Page: 115

(Question No. 1108)


Senator Chamarette asked the Minister for Foreign Affairs, upon notice, on 1 March 1994:

  (1) Are serious human rights abuses being directed at the ethnic Greek community of Albania by the Government of Albania and Albanian police authorities which include physical violence, forcible eviction from their ancestral homes, closure of schools to deny the teaching of the Greek language, deportation of Greek orthodox clergy, and economic discrimination?

  (2) What representations, if any, has the Australian Government made to the Albanian Government expressing Australia's concern at these human rights abuses, and urging Albania to ensure that the ethnic Greek population's rights are respected?

  (3) What response, if any, has been received from the Albanian Government?


Senator Gareth Evans —The answer to the honourable senator's question is as follows:

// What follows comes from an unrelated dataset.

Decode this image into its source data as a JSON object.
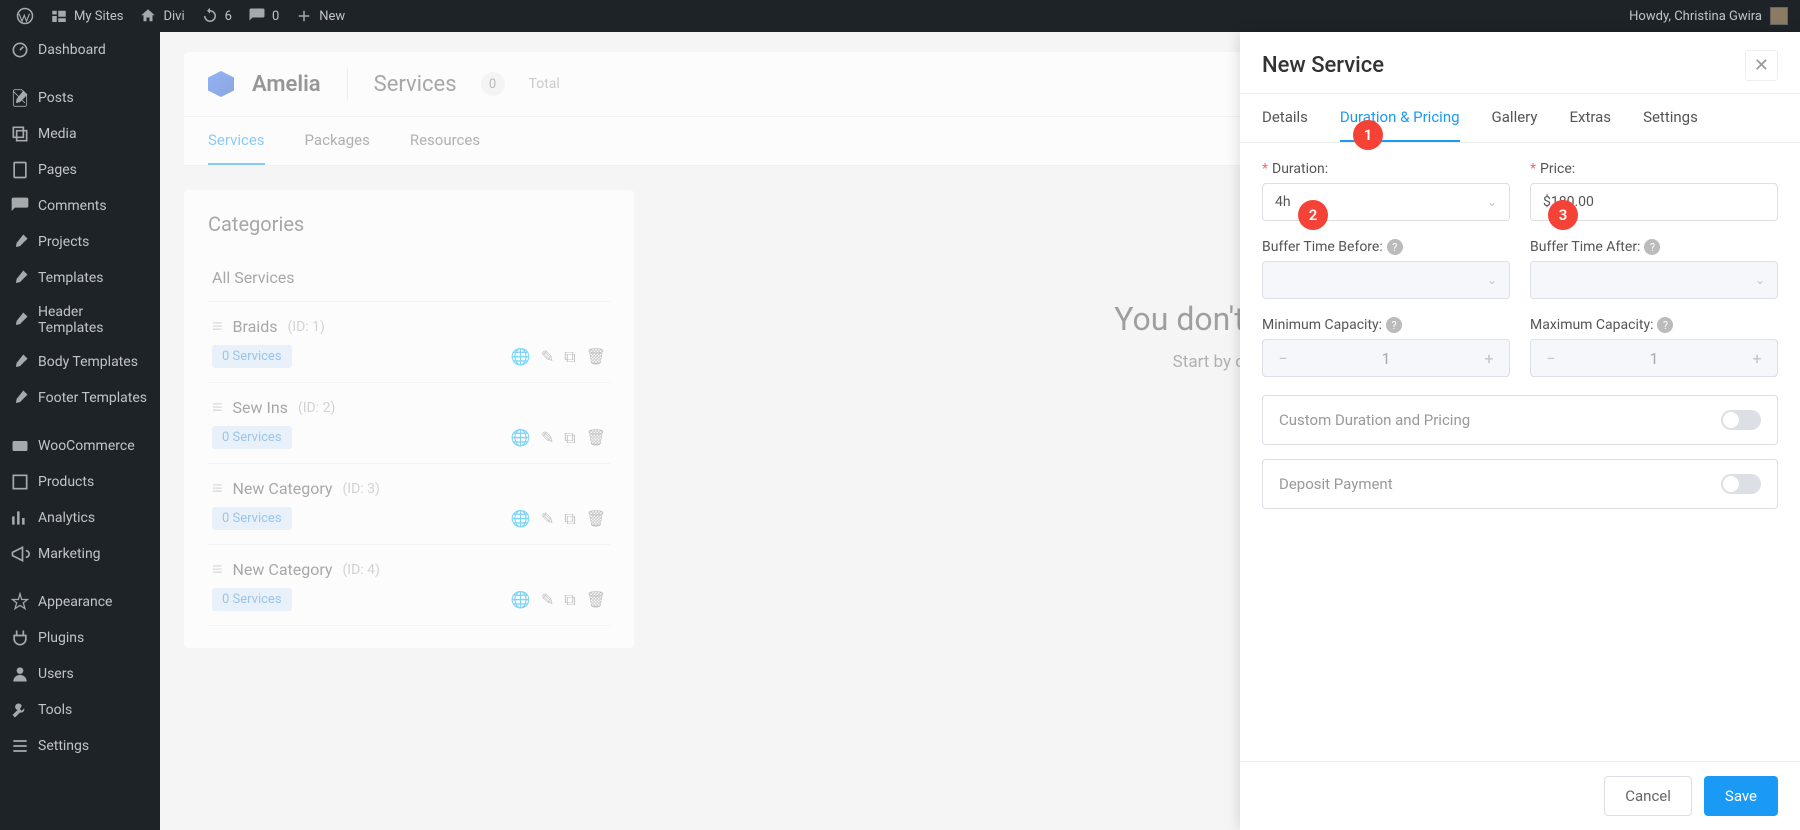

  (1) While Albanian authorities could justifiably be accused of some heavy-handedness in their treatment of ethnic Greeks in southern Albania, the Albanian Government has recently introduced human rights legislation and seems committed to fair treatment for all its citizens. During his visit to Albania late last year the Greek Foreign Minister Papoulias raised the issue of more equitable treatment for Albania's Greek minority. As a result of the visit, the Albanian government pledged legislation to enable the Greek language to be taught throughout Albania. The visit has raised hopes for a more constructive bilateral relationship in the future. Further, in 1993 the Conference on Security and Cooperation in Europe (CSCE) Commissioner for Minorities, Max van der Stoel, visited Albania to investigate claims of discrimination against the Greek community. Van der Stoel's report said Albania's commitment to providing full CSCE rights to ethnic Greeks was real and that the ethnic Greek community does in fact enjoy those rights.

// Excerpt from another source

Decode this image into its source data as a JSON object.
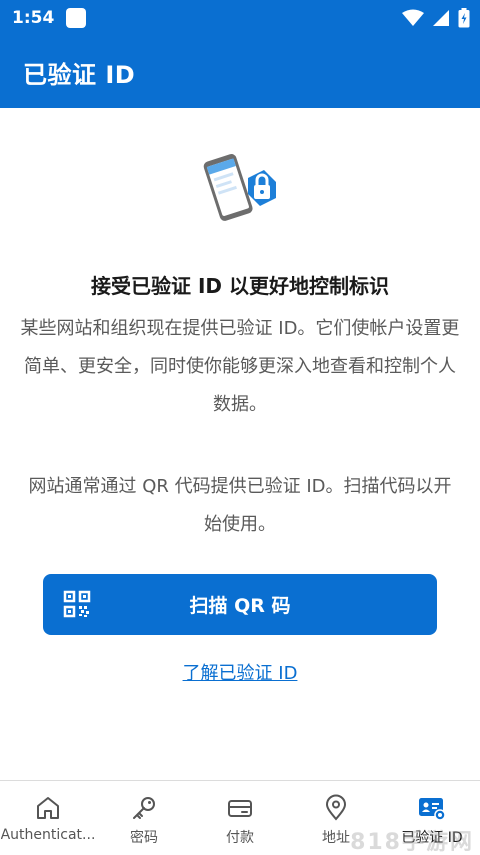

  (2) During a visit to Albania in February 1994, Australia's Ambassador to Albania and Italy clearly registered Australia's human rights concerns in meetings with President Berisha, Deputy Prime Minister Kopliku and Foreign Minister Serreqi. Such concerns were raised in a general context and did not specify the issue of Albania's treatment of its Greek minority. Particularly in discussions with Mr Kopliku, the Ambassador explained Australia's policy of global concern for human rights and our strong hope that the political evolution in Albania would respect all democratic norms.

  (3) President Berisha, during his meeting with Australia's Ambassador in February 1994, said that the relationship between Albania and Greece was no longer in a state of crisis. The visit in late 1993 by Foreign Minister Papoulias seems to have helped mend relations. Although incidents of human rights abuse undoubtedly still occur, including against ethnic Greeks, Albania has made enormous progress towards instituting democratic and human rights norms. This progress is even more commendable considering the four and a half decades of repressive dictatorship Albania endured prior to 1990. Albania now welcomes foreigners to observe or monitor its adherence to international human rights principles.